The characterisation was weak. I didn’t feel connected to any of the characters. Juliet was written as a strong and independent woman but I just found her incredibly winey and childish. As the heir to the Scarlet gang she seemed more interested in maintaining her poker face with Romo. Likewise, he was the same but male. Never felt any affection for either and for a romantic retelling, it felt a bit soulless.
The first couple of hundred pages was a complete info dump and to say I was exceedingly bored was an understatement. The book didn’t need to be as long as it did and a lot of the narrative was endless descriptions and no action.
I would like to thank Hodder and Stoughton for the opportunity to read the arc.
ABOUT CHLOE GONG

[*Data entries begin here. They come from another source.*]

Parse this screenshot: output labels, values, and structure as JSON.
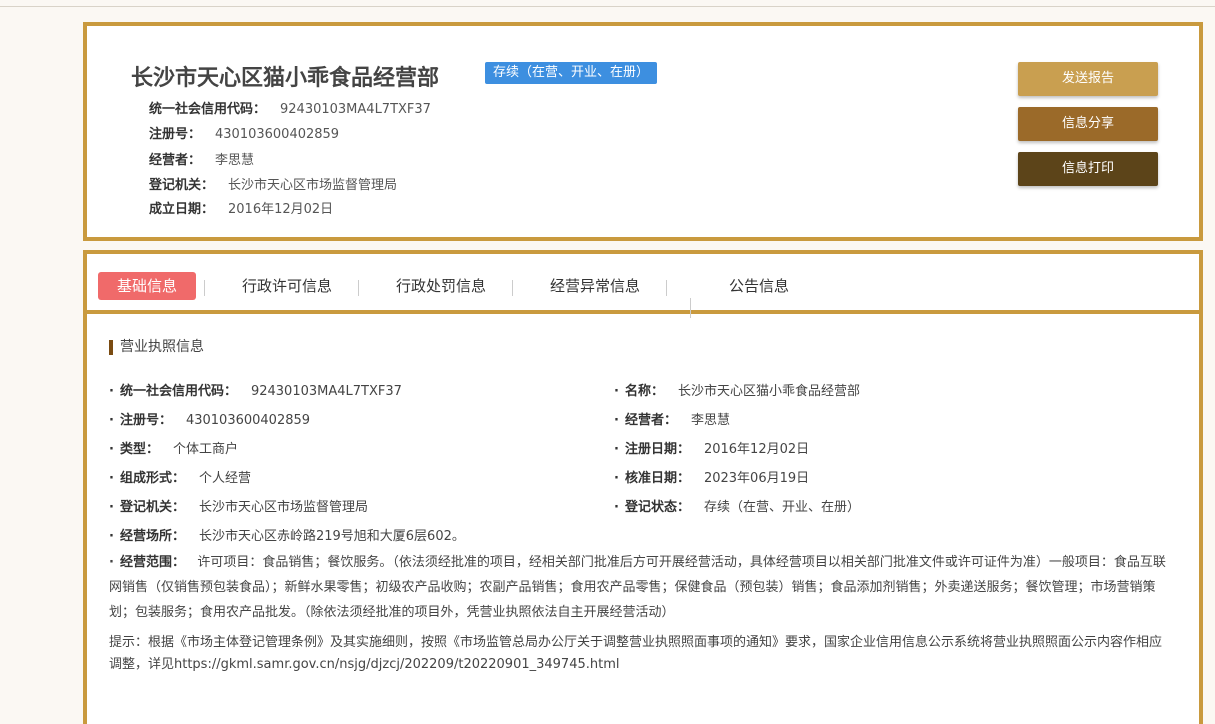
{
  "header": {
    "company_name": "长沙市天心区猫小乖食品经营部",
    "status": "存续（在营、开业、在册）",
    "rows": [
      {
        "label": "统一社会信用代码：",
        "value": "92430103MA4L7TXF37"
      },
      {
        "label": "注册号：",
        "value": "430103600402859"
      },
      {
        "label": "经营者：",
        "value": "李思慧"
      },
      {
        "label": "登记机关：",
        "value": "长沙市天心区市场监督管理局"
      },
      {
        "label": "成立日期：",
        "value": "2016年12月02日"
      }
    ],
    "buttons": {
      "report": "发送报告",
      "share": "信息分享",
      "print": "信息打印"
    }
  },
  "tabs": [
    {
      "label": "基础信息"
    },
    {
      "label": "行政许可信息"
    },
    {
      "label": "行政处罚信息"
    },
    {
      "label": "经营异常信息"
    },
    {
      "label": "公告信息"
    }
  ],
  "section_title": "营业执照信息",
  "fields": {
    "credit_code": {
      "label": "统一社会信用代码：",
      "value": "92430103MA4L7TXF37"
    },
    "name": {
      "label": "名称：",
      "value": "长沙市天心区猫小乖食品经营部"
    },
    "reg_no": {
      "label": "注册号：",
      "value": "430103600402859"
    },
    "operator": {
      "label": "经营者：",
      "value": "李思慧"
    },
    "type": {
      "label": "类型：",
      "value": "个体工商户"
    },
    "reg_date": {
      "label": "注册日期：",
      "value": "2016年12月02日"
    },
    "form": {
      "label": "组成形式：",
      "value": "个人经营"
    },
    "approval_date": {
      "label": "核准日期：",
      "value": "2023年06月19日"
    },
    "authority": {
      "label": "登记机关：",
      "value": "长沙市天心区市场监督管理局"
    },
    "reg_status": {
      "label": "登记状态：",
      "value": "存续（在营、开业、在册）"
    },
    "address": {
      "label": "经营场所：",
      "value": "长沙市天心区赤岭路219号旭和大厦6层602。"
    }
  },
  "scope": {
    "label": "经营范围：",
    "value": "许可项目：食品销售；餐饮服务。（依法须经批准的项目，经相关部门批准后方可开展经营活动，具体经营项目以相关部门批准文件或许可证件为准）一般项目：食品互联网销售（仅销售预包装食品）；新鲜水果零售；初级农产品收购；农副产品销售；食用农产品零售；保健食品（预包装）销售；食品添加剂销售；外卖递送服务；餐饮管理；市场营销策划；包装服务；食用农产品批发。（除依法须经批准的项目外，凭营业执照依法自主开展经营活动）"
  },
  "notice": "提示：根据《市场主体登记管理条例》及其实施细则，按照《市场监管总局办公厅关于调整营业执照照面事项的通知》要求，国家企业信用信息公示系统将营业执照照面公示内容作相应调整，详见https://gkml.samr.gov.cn/nsjg/djzcj/202209/t20220901_349745.html",
  "colors": {
    "border": "#c99a3e",
    "badge": "#3d8fe0",
    "active_tab": "#f06a6a",
    "btn_report": "#c99f50",
    "btn_share": "#9b6a29",
    "btn_print": "#5c4419"
  }
}
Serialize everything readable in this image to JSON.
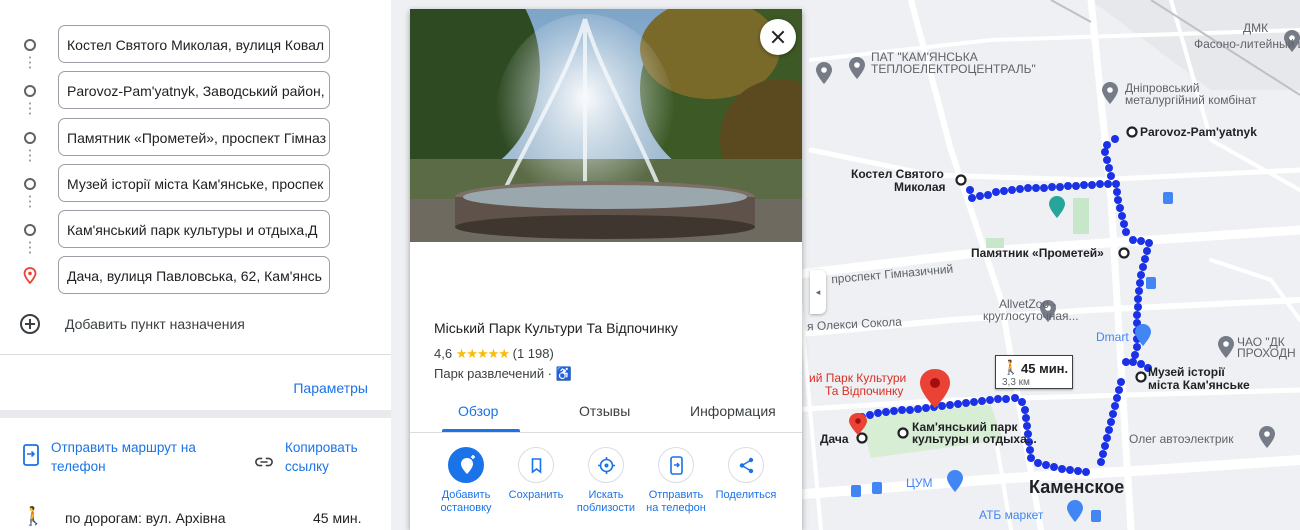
{
  "route": {
    "stops": [
      {
        "value": "Костел Святого Миколая, вулиця Ковал"
      },
      {
        "value": "Parovoz-Pam'yatnyk, Заводський район, "
      },
      {
        "value": "Памятник «Прометей», проспект Гімназ"
      },
      {
        "value": "Музей історії міста Кам'янське, проспек"
      },
      {
        "value": "Кам'янський парк культуры и отдыха,Д"
      },
      {
        "value": "Дача, вулиця Павловська, 62, Кам'янсь"
      }
    ],
    "add_destination": "Добавить пункт назначения",
    "options": "Параметры",
    "send_to_phone": "Отправить маршрут на телефон",
    "send_to_phone_l1": "Отправить маршрут на",
    "send_to_phone_l2": "телефон",
    "copy_link_l1": "Копировать",
    "copy_link_l2": "ссылку",
    "walk_route": "по дорогам: вул. Архівна",
    "walk_duration": "45 мин."
  },
  "place": {
    "title": "Міський Парк Культури Та Відпочинку",
    "rating": "4,6",
    "stars": "★★★★★",
    "reviews_count": "(1 198)",
    "category": "Парк развлечений ·",
    "accessible_icon": "♿",
    "tabs": [
      "Обзор",
      "Отзывы",
      "Информация"
    ],
    "actions": [
      {
        "l1": "Добавить",
        "l2": "остановку",
        "icon": "add-stop-icon"
      },
      {
        "l1": "Сохранить",
        "l2": "",
        "icon": "bookmark-icon"
      },
      {
        "l1": "Искать",
        "l2": "поблизости",
        "icon": "nearby-icon"
      },
      {
        "l1": "Отправить",
        "l2": "на телефон",
        "icon": "send-to-phone-icon"
      },
      {
        "l1": "Поделиться",
        "l2": "",
        "icon": "share-icon"
      }
    ]
  },
  "map": {
    "labels": {
      "dmk": "ДМК",
      "foundry": "Фасоно-литейный цех",
      "tec_l1": "ПАТ \"КАМ'ЯНСЬКА",
      "tec_l2": "ТЕПЛОЕЛЕКТРОЦЕНТРАЛЬ\"",
      "dmk_l1": "Дніпровський",
      "dmk_l2": "металургійний комбінат",
      "parovoz": "Parovoz-Pam'yatnyk",
      "kostel_l1": "Костел Святого",
      "kostel_l2": "Миколая",
      "prometey": "Памятник «Прометей»",
      "gymn_ave": "проспект Гімназичний",
      "allvet_l1": "AllvetZoo -",
      "allvet_l2": "круглосуточная...",
      "sokola": "я Олекси Сокола",
      "dmart": "Dmart",
      "chao_l1": "ЧАО \"ДК",
      "chao_l2": "ПРОХОДН",
      "museum_l1": "Музей історії",
      "museum_l2": "міста Кам'янське",
      "park_red_l1": "ий Парк Культури",
      "park_red_l2": "Та Відпочинку",
      "walk_box_time": "45 мин.",
      "walk_box_dist": "3,3 км",
      "kam_park_l1": "Кам'янський парк",
      "kam_park_l2": "культуры и отдыха...",
      "dacha": "Дача",
      "oleg": "Олег автоэлектрик",
      "tsum": "ЦУМ",
      "kamenskoe": "Каменское",
      "atb": "АТБ маркет"
    }
  },
  "colors": {
    "accent": "#1a73e8",
    "route": "#1a31e6",
    "pin": "#ea4335",
    "poi_gray": "#757b87",
    "poi_teal": "#26a69a"
  }
}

Chloe Gong is an undergraduate at the University of Pennsylvania, double-majoring in English and International Relations. Born in Shanghai and raised in Auckland, New Zealand, she now lives at the top of a crumbling, ivory tower in Philadelphia (also known as student housing).
After devouring the entire YA section of her local library, she started writing her own novels at age 13 to keep herself entertained, and has been highly entertained ever since. Chloe has been known to mysteriously appear by chanting “Romeo and Juliet is one of Shakespeare’s best plays and doesn’t deserve its slander in pop culture” into a mirror three times. Her debut novel, THESE VIOLENT DELIGHTS, is being published by Margaret K. McElderry/S&S in 2020 with a sequel to follow in 2021. She is represented by the wonderful Laura Crockett at TriadaUS Literary Agency.